Each line below should be repeated exactly as it stands.

Segment Start: The data

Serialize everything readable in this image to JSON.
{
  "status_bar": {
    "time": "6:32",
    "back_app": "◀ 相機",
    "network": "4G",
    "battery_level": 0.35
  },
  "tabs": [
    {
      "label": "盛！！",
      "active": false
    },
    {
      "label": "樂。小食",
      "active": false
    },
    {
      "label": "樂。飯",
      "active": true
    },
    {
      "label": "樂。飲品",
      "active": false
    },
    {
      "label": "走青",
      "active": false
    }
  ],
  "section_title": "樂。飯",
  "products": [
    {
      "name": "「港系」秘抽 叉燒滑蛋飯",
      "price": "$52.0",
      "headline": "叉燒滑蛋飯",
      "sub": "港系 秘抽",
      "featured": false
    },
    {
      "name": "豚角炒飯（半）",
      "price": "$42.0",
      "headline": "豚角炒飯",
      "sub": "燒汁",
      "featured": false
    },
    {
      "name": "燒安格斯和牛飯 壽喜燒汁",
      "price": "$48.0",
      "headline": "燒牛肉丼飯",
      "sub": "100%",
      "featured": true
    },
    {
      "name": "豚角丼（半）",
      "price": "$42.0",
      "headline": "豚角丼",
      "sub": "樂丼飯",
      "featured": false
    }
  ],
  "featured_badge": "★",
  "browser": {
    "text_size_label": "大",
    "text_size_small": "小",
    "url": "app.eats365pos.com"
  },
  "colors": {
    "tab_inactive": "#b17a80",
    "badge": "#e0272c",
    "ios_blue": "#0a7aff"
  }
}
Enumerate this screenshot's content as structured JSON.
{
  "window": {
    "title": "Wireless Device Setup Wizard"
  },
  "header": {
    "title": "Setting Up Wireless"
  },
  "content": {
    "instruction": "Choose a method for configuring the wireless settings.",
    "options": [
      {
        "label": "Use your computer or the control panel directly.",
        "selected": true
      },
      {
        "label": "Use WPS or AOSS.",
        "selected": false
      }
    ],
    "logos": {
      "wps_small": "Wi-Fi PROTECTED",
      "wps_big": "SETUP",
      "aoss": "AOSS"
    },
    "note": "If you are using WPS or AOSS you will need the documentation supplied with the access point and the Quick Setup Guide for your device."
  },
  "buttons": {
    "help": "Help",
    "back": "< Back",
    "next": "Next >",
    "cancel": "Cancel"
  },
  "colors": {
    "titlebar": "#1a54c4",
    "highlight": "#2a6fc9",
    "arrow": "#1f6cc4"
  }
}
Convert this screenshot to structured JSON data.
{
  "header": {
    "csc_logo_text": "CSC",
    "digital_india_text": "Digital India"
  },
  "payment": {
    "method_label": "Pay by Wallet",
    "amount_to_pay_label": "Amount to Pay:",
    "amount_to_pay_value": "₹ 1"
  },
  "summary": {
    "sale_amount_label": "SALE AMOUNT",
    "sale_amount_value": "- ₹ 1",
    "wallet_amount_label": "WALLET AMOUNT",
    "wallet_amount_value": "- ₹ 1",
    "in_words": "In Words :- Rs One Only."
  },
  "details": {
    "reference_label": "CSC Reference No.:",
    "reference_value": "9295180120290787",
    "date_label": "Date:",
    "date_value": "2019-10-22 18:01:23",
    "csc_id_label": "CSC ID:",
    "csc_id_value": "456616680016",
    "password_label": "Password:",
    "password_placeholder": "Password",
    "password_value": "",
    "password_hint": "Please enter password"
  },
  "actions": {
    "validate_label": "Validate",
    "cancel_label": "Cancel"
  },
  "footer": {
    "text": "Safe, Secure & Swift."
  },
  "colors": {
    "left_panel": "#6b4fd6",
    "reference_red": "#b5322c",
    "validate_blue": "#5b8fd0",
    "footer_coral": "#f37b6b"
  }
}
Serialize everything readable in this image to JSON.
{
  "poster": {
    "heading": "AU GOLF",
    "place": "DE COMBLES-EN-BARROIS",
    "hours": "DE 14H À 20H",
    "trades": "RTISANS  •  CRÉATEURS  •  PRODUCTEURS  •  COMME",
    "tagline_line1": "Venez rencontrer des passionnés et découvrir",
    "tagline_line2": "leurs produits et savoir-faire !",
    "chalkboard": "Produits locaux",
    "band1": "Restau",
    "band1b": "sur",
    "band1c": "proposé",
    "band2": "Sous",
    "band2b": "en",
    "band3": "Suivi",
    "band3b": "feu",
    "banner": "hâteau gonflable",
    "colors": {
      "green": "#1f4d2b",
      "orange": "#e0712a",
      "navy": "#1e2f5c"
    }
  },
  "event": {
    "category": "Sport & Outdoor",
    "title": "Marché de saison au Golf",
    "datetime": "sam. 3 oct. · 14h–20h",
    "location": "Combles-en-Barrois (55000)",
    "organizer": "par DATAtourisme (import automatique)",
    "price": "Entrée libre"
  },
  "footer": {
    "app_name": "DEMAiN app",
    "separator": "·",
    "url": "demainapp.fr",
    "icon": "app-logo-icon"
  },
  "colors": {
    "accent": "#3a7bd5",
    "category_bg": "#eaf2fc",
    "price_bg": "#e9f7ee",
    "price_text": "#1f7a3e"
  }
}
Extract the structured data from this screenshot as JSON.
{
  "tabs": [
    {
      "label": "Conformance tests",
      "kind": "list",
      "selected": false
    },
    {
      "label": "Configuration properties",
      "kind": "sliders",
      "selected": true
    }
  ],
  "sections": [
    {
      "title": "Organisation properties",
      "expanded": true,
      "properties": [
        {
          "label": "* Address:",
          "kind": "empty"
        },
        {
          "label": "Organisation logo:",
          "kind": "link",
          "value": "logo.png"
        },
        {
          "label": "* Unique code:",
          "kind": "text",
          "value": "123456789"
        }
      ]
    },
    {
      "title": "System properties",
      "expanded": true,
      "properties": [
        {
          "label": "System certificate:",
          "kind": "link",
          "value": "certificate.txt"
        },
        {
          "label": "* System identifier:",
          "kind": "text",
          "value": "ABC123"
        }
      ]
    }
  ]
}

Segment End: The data

**Response to the task**
Serialize everything readable in this image to JSON.
{
  "status_bar": {
    "time": "6:32",
    "back_app": "◀ 相機",
    "network": "4G",
    "battery_level": 0.35
  },
  "tabs": [
    {
      "label": "盛！！",
      "active": false
    },
    {
      "label": "樂。小食",
      "active": false
    },
    {
      "label": "樂。飯",
      "active": true
    },
    {
      "label": "樂。飲品",
      "active": false
    },
    {
      "label": "走青",
      "active": false
    }
  ],
  "section_title": "樂。飯",
  "products": [
    {
      "name": "「港系」秘抽 叉燒滑蛋飯",
      "price": "$52.0",
      "headline": "叉燒滑蛋飯",
      "sub": "港系 秘抽",
      "featured": false
    },
    {
      "name": "豚角炒飯（半）",
      "price": "$42.0",
      "headline": "豚角炒飯",
      "sub": "燒汁",
      "featured": false
    },
    {
      "name": "燒安格斯和牛飯 壽喜燒汁",
      "price": "$48.0",
      "headline": "燒牛肉丼飯",
      "sub": "100%",
      "featured": true
    },
    {
      "name": "豚角丼（半）",
      "price": "$42.0",
      "headline": "豚角丼",
      "sub": "樂丼飯",
      "featured": false
    }
  ],
  "featured_badge": "★",
  "browser": {
    "text_size_label": "大",
    "text_size_small": "小",
    "url": "app.eats365pos.com"
  },
  "colors": {
    "tab_inactive": "#b17a80",
    "badge": "#e0272c",
    "ios_blue": "#0a7aff"
  }
}
Enumerate this screenshot's content as structured JSON.
{
  "window": {
    "title": "Wireless Device Setup Wizard"
  },
  "header": {
    "title": "Setting Up Wireless"
  },
  "content": {
    "instruction": "Choose a method for configuring the wireless settings.",
    "options": [
      {
        "label": "Use your computer or the control panel directly.",
        "selected": true
      },
      {
        "label": "Use WPS or AOSS.",
        "selected": false
      }
    ],
    "logos": {
      "wps_small": "Wi-Fi PROTECTED",
      "wps_big": "SETUP",
      "aoss": "AOSS"
    },
    "note": "If you are using WPS or AOSS you will need the documentation supplied with the access point and the Quick Setup Guide for your device."
  },
  "buttons": {
    "help": "Help",
    "back": "< Back",
    "next": "Next >",
    "cancel": "Cancel"
  },
  "colors": {
    "titlebar": "#1a54c4",
    "highlight": "#2a6fc9",
    "arrow": "#1f6cc4"
  }
}
Convert this screenshot to structured JSON data.
{
  "header": {
    "csc_logo_text": "CSC",
    "digital_india_text": "Digital India"
  },
  "payment": {
    "method_label": "Pay by Wallet",
    "amount_to_pay_label": "Amount to Pay:",
    "amount_to_pay_value": "₹ 1"
  },
  "summary": {
    "sale_amount_label": "SALE AMOUNT",
    "sale_amount_value": "- ₹ 1",
    "wallet_amount_label": "WALLET AMOUNT",
    "wallet_amount_value": "- ₹ 1",
    "in_words": "In Words :- Rs One Only."
  },
  "details": {
    "reference_label": "CSC Reference No.:",
    "reference_value": "9295180120290787",
    "date_label": "Date:",
    "date_value": "2019-10-22 18:01:23",
    "csc_id_label": "CSC ID:",
    "csc_id_value": "456616680016",
    "password_label": "Password:",
    "password_placeholder": "Password",
    "password_value": "",
    "password_hint": "Please enter password"
  },
  "actions": {
    "validate_label": "Validate",
    "cancel_label": "Cancel"
  },
  "footer": {
    "text": "Safe, Secure & Swift."
  },
  "colors": {
    "left_panel": "#6b4fd6",
    "reference_red": "#b5322c",
    "validate_blue": "#5b8fd0",
    "footer_coral": "#f37b6b"
  }
}
Serialize everything readable in this image to JSON.
{
  "poster": {
    "heading": "AU GOLF",
    "place": "DE COMBLES-EN-BARROIS",
    "hours": "DE 14H À 20H",
    "trades": "RTISANS  •  CRÉATEURS  •  PRODUCTEURS  •  COMME",
    "tagline_line1": "Venez rencontrer des passionnés et découvrir",
    "tagline_line2": "leurs produits et savoir-faire !",
    "chalkboard": "Produits locaux",
    "band1": "Restau",
    "band1b": "sur",
    "band1c": "proposé",
    "band2": "Sous",
    "band2b": "en",
    "band3": "Suivi",
    "band3b": "feu",
    "banner": "hâteau gonflable",
    "colors": {
      "green": "#1f4d2b",
      "orange": "#e0712a",
      "navy": "#1e2f5c"
    }
  },
  "event": {
    "category": "Sport & Outdoor",
    "title": "Marché de saison au Golf",
    "datetime": "sam. 3 oct. · 14h–20h",
    "location": "Combles-en-Barrois (55000)",
    "organizer": "par DATAtourisme (import automatique)",
    "price": "Entrée libre"
  },
  "footer": {
    "app_name": "DEMAiN app",
    "separator": "·",
    "url": "demainapp.fr",
    "icon": "app-logo-icon"
  },
  "colors": {
    "accent": "#3a7bd5",
    "category_bg": "#eaf2fc",
    "price_bg": "#e9f7ee",
    "price_text": "#1f7a3e"
  }
}
Extract the structured data from this screenshot as JSON.
{
  "tabs": [
    {
      "label": "Conformance tests",
      "kind": "list",
      "selected": false
    },
    {
      "label": "Configuration properties",
      "kind": "sliders",
      "selected": true
    }
  ],
  "sections": [
    {
      "title": "Organisation properties",
      "expanded": true,
      "properties": [
        {
          "label": "* Address:",
          "kind": "empty"
        },
        {
          "label": "Organisation logo:",
          "kind": "link",
          "value": "logo.png"
        },
        {
          "label": "* Unique code:",
          "kind": "text",
          "value": "123456789"
        }
      ]
    },
    {
      "title": "System properties",
      "expanded": true,
      "properties": [
        {
          "label": "System certificate:",
          "kind": "link",
          "value": "certificate.txt"
        },
        {
          "label": "* System identifier:",
          "kind": "text",
          "value": "ABC123"
        }
      ]
    }
  ]
}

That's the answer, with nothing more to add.